You should not stare at kitty, because the cat may see a stare as a challenge. On the opposite end of this eye behavior: If kitty does a slow blink, you can tell he feels safe and comfortable and trusts you. It’s a way he can express kitty love.
Try to learn the meaning of all the different ways your cat uses his body to communicate, because it will help you to better understand his needs and moods.
The cat’s tail communicates many things. If kitty holds his tail straight up in the air, he expresses happiness and would most likely let you pet him or interact with him in some way.
A tail that hangs down may indicate a scared or threatened cat. If the tail moves slowly back and forth, the cat tries to make up his mind about something. When Carlos’s tail moved in such a way, I felt that he wanted to think over the situation.
On the other hand, if the tail whips back and forth, you’d best stand back and leave him alone. He has some reason why he is agitated.
When the cat carries his tail tucked under his body, this indicates fear. If you and the cat walk outdoors, it might be a good time to take kitty home.
Raised hair can also be considered a kind of communication. With that hair standing on end, kitty wants to make himself look bigger, so he can perhaps frighten off whatever threatens him.
My favorite memory of such a situation: Due to creek water rising and threatening our home, I had to take the cats and go into town to a motel for the night. Loose cat, not used to staying behind a closed door, ran out as I brought in our belongings. He raced down the sidewalk in front of the motel, me right behind him.
At the end of the row of cabins, the sidewalk took a sharp left turn. In the corner created by that turn slept a German shepherd dog. When Loose Cat came to that corner and saw that dog, he shot up in the air a good three feet, and when he came down, he was three sizes larger than when he went up.
The dog took one look at this creature from outer space and took off across the yard at a gallop, disappearing from view. I got Loose Cat calmed down and we went back to the room.
When a cat shows his belly, he exudes comfort. He feels safe, as that stomach represents a most vulnerable spot on his body. Use caution if you reach down to stroke that tempting tummy, because you may find your arm gripped with four paws, while the cat bites the hand that feeds him.

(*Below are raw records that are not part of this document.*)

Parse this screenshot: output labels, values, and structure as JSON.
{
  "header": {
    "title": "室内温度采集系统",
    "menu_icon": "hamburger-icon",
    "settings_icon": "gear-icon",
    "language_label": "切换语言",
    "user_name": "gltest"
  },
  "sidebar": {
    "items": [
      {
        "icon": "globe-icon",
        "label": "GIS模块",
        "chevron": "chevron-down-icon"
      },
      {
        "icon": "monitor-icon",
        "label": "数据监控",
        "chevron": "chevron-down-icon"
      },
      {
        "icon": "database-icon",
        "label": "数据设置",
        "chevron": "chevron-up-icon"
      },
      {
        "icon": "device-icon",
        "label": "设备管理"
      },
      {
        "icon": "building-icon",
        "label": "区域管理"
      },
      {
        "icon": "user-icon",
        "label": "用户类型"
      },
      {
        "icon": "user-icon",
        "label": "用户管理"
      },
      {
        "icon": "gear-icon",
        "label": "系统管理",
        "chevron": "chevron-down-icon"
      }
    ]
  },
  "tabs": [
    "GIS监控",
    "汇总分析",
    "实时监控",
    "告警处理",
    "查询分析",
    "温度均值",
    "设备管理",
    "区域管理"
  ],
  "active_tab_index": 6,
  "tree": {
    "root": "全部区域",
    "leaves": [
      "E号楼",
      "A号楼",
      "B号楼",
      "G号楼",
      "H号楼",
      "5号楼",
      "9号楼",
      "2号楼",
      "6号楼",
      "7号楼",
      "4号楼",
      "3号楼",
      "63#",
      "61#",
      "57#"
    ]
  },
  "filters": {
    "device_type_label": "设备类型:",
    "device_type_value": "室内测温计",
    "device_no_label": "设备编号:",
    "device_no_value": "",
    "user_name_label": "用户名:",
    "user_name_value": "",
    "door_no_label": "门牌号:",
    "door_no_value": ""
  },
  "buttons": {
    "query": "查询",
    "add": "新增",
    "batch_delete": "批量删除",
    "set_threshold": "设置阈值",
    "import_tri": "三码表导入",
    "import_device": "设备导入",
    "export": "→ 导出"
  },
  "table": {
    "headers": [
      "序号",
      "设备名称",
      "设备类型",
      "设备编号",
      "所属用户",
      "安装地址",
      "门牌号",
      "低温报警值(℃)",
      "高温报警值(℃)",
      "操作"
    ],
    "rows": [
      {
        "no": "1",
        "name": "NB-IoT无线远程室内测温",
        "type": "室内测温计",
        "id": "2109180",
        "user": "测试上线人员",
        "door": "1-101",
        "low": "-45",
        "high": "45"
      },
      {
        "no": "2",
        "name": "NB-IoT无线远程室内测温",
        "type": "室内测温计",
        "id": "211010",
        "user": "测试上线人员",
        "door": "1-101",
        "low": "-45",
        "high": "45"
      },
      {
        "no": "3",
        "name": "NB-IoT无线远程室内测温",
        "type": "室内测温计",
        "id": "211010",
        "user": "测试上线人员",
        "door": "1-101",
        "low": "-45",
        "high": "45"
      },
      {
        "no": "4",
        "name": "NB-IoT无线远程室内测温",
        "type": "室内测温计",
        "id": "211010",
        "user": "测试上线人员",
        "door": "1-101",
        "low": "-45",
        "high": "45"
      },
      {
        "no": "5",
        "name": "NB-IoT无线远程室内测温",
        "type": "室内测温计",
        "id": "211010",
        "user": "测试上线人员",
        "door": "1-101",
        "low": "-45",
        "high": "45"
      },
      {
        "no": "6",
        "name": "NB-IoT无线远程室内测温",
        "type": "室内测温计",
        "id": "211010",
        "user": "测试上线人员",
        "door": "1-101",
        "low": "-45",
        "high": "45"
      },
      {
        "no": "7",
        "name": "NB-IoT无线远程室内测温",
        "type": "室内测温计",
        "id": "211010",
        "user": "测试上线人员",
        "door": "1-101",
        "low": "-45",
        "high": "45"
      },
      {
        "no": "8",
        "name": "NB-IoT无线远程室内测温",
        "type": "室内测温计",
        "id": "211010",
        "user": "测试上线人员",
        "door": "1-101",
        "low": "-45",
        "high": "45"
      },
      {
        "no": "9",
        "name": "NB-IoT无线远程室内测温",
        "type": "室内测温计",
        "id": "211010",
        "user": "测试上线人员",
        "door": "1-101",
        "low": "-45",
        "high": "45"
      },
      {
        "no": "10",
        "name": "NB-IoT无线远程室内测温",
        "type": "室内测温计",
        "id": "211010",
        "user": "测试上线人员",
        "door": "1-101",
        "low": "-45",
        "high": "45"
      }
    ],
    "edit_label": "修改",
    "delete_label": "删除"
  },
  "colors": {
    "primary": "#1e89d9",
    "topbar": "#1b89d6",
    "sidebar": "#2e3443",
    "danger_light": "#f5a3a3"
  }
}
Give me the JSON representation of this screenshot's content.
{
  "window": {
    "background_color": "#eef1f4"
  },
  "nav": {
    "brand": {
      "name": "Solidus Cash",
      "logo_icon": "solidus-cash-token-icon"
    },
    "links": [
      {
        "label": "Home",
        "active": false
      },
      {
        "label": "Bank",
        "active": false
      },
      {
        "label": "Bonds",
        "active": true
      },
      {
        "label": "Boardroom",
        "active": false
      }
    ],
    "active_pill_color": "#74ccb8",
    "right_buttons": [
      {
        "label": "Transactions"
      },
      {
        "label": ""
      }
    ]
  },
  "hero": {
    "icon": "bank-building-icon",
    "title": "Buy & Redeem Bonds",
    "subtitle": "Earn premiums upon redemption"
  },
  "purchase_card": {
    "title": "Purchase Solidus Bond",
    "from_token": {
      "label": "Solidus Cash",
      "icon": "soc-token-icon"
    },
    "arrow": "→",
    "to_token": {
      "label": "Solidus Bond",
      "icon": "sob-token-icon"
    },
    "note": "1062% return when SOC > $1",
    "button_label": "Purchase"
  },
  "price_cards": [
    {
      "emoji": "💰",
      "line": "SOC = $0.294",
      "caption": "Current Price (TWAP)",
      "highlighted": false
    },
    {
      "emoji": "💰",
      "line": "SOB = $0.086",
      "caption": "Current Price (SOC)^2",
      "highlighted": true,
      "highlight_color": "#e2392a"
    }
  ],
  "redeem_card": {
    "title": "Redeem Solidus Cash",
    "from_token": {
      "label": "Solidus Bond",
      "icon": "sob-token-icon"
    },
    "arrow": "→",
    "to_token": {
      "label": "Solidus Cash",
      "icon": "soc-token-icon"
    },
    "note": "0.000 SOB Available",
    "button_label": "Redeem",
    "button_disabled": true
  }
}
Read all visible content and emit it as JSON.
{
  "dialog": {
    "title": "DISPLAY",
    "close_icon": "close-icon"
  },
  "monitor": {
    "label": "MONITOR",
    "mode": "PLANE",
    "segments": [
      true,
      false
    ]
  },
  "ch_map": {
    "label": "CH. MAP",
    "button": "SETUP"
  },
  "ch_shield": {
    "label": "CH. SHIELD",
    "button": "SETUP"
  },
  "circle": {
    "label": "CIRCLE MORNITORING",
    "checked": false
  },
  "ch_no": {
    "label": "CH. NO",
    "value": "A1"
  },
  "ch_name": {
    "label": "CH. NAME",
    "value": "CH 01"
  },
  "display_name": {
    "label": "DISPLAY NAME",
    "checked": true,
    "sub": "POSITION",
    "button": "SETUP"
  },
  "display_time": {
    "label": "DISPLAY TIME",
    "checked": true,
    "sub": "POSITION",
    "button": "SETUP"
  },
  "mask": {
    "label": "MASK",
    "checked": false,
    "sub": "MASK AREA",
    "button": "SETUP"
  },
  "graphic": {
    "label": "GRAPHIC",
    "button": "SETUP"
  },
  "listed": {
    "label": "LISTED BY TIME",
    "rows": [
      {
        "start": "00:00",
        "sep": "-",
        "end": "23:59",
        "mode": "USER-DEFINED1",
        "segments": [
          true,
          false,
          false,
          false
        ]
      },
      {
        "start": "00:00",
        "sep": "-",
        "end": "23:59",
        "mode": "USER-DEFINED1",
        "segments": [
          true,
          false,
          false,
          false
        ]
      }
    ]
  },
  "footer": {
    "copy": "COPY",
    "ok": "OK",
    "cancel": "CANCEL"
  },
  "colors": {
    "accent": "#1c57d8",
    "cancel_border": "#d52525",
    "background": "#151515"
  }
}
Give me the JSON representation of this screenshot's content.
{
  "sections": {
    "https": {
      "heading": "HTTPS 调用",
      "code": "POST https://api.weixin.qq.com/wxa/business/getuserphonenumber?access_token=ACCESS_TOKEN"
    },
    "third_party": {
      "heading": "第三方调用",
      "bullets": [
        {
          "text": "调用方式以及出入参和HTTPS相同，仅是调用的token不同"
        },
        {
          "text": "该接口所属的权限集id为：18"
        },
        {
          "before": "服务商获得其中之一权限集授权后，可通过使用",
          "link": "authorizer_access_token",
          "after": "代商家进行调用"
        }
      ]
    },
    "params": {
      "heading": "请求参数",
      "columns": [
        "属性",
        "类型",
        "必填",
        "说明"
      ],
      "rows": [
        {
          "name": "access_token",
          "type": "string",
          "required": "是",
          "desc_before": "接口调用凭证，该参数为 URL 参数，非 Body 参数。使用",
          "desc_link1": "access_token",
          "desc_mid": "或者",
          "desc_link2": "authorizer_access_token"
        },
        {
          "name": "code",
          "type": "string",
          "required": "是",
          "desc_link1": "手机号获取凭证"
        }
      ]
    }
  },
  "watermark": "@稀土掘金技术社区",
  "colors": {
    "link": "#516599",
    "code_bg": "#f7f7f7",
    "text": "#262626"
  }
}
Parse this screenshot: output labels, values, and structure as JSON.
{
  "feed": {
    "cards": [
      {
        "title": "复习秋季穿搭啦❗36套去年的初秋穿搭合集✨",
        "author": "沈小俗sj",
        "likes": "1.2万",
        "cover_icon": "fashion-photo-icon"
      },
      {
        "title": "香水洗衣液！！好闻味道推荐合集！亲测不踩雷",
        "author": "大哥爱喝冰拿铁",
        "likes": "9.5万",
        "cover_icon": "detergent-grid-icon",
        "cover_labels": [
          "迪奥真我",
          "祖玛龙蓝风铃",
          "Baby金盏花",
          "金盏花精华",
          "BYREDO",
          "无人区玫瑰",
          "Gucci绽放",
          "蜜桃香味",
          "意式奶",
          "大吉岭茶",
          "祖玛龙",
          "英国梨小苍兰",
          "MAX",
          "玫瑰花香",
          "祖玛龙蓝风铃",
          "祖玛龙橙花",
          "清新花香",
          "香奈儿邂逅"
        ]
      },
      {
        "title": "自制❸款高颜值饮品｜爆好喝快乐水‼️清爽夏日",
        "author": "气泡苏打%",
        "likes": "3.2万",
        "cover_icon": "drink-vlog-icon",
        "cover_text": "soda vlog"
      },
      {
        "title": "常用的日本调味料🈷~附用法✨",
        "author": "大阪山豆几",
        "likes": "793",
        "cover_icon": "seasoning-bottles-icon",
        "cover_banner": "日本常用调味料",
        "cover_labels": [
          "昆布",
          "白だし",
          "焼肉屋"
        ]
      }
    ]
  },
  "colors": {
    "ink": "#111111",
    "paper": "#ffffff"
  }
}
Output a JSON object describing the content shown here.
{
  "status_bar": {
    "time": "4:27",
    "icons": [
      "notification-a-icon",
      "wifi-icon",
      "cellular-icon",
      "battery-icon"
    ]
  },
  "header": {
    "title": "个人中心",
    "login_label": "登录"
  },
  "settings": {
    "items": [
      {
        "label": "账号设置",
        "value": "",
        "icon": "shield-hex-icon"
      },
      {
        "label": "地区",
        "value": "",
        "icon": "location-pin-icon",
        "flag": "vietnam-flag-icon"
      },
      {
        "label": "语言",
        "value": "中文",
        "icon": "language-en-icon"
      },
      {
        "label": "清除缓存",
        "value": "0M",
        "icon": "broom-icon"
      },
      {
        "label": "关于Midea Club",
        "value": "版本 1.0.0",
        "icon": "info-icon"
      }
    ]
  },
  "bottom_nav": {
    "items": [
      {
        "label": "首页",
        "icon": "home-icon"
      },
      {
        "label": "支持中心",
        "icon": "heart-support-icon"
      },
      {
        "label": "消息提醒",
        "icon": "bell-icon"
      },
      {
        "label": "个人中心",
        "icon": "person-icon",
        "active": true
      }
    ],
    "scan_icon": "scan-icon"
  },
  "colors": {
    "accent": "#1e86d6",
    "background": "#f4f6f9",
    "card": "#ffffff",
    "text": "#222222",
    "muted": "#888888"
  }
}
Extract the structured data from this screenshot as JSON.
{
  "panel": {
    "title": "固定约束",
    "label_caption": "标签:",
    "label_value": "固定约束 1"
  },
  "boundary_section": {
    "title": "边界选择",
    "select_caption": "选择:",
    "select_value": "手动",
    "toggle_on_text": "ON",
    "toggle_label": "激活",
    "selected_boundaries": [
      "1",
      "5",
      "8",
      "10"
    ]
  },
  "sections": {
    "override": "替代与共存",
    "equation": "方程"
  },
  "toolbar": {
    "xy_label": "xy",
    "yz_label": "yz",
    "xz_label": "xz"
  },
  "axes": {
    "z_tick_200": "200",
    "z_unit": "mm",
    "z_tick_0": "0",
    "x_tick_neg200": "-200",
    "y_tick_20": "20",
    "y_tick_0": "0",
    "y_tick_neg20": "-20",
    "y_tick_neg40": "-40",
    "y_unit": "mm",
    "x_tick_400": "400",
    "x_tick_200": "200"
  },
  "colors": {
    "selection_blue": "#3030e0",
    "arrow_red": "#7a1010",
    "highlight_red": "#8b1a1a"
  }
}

Carlos had such a tempting tummy, and he would try this technique with me. I kept an oven mitt in his toy box, so I could put it on and let him attack that mitt enthusiastically. We enjoyed the game.
You will find your cat shows affection in many ways. He may rub against your legs, lick you, curl up against you to nap, or do that roll onto his back, showing the wonderful tummy.
He may lay his head against your neck or forehead, or give you nose kisses. He might also nibble without hurting.
As you must know, a cat meows to humans to try to help them get a message. They observe that we communicate vocally, so they add a meow or two to the conversation when they want something from you.
The cat makes this cute sound at either wildlife or people. Often if a cat sees a bird outside, he will chirp. This could mean that he has stepped into hunting mode, or it might indicate curiosity or contentment.
When our neighbor cat in Kodiak, Tiger, injured his leg when a dog attacked him, he couldn’t hunt. He’d come over to our house and visit with Carlos. My hero cat, knowing Tiger couldn’t go out hunting with him, would bring in mice or voles and give them to Tiger. When he did, he’d make that little chirping sound to Tiger…” Here — this is for you.”
Of course, if the cat hisses or growls, you will know he is fearful, defensive, or unhappy. Know that you must take care in such a case, as the cat could transfer his aggression to you.
If you want to find out how to communicate with your cat, learn the meanings of these bodily signs, and you will have a much clearer idea of what goes on in that furry kitty head.
His body language takes the place of speech for him, so you will learn a great deal about your kitty if you know how to read these signs.
One reference I used for this post (pawsdoc.com) has an excellent chart showing cat body communication. You might want to copy it and run it off to give you a visual reminder.